A blogban az európai orchideákról, látonyafélékről és más érdekes növényekről, kutatásainkról, publikációkról, valamint a Debreceni Egyetem TTK Növénytani Tanszékén végzett munkáról, aktuális eseményekről, rendezvényekről, érdekességekről igyekszem hírt adni.
1.The red swamp crayfish (Procambarus clarkii), originally from North America, is one of the world's worst aquatic
invaders. It is a favoured prey item for waterbirds, but the influence of this
novel predator–prey relationship on dispersal of other organisms has not
previously been considered. We investigated the potential for dispersal of
plants and invertebrates by migratory waterbirds feeding on alien P. clarkii in European ricefields
at harvest time.
2.In November–December of 2014–2015, we

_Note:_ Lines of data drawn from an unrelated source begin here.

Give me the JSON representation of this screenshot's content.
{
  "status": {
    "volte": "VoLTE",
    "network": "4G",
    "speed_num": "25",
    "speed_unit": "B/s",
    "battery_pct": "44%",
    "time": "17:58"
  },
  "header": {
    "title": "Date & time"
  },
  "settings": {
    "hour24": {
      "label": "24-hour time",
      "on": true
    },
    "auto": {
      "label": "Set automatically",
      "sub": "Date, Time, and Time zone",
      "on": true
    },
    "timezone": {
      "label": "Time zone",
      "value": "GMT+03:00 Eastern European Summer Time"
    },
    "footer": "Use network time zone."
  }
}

collected propagules from the outside of 13 crayfish captured as they moved out
of ricefields during harvest in Doñana, south-west Spain. We also collected excreta (N = 76 faeces, 14 pellets) of
lesser-black backed gull (Larus fuscus).
3.We recorded diaspores from at least
11 plant species (161 seeds from 10 angiosperm taxa, and 14 charophyte oogonia)
on the outside of crayfish, together with 54 eggs from eight aquatic
invertebrate taxa. Adults and juveniles of at least nine microcrustaceans,
including the alien ostracods Hemicypris
reticulata and Ankylocythere
sinuosa, were also recovered from crayfish. No intact propagules
were present in the digestive system of the crayfish.
4.Contents of regurgitated pellets
confirmed P. clarkii as the
main food item for gulls. Diaspores from at least 12 plant species (154 seeds
from 11 angiosperm taxa, and 17 charophyte oogonia) were recovered from gull
excreta, together with 129 eggs of 12 aquatic invertebrate taxa. A statoblast
of the alien bryozoan Plumatella
vaihiriae was found in gull faeces. Seven of the plant species are
important agricultural weeds, and two are alien to Spain. Diaspores from six plant
taxa were germinated, confirming viability. These propagules were from a
similar set of plants and invertebrates to those found on the outside of
crayfish, suggesting that propagules in gull excreta were ingested
inadvertently with their crayfish prey.
5.Ricefields constitute a major
artificial aquatic habitat covering an increasing proportion of the world's
land surface and typically support native or alien crayfish. Crayfish invasion
can lead to novel secondary dispersal pathways for plants and invertebrates
through interactions with their predators, promoting the expansion of alien and
native species (including weeds) through long-distance dispersal via migratory
waterbirds and increasing connectivity of organisms between artificial and
natural ecosystems. This represents a previously overlooked impact of crayfish
invasion on ecosystem services.
M.I., Molnár V. A., Valls L.,
Armengol X., Mesquita-Joanes F. & Green A.J. (2018): Crayfish invasion facilitates dispersal of plants and invertebrates by
gulls. –Freshwater Biology 63 doi 10.1111/fwb.13080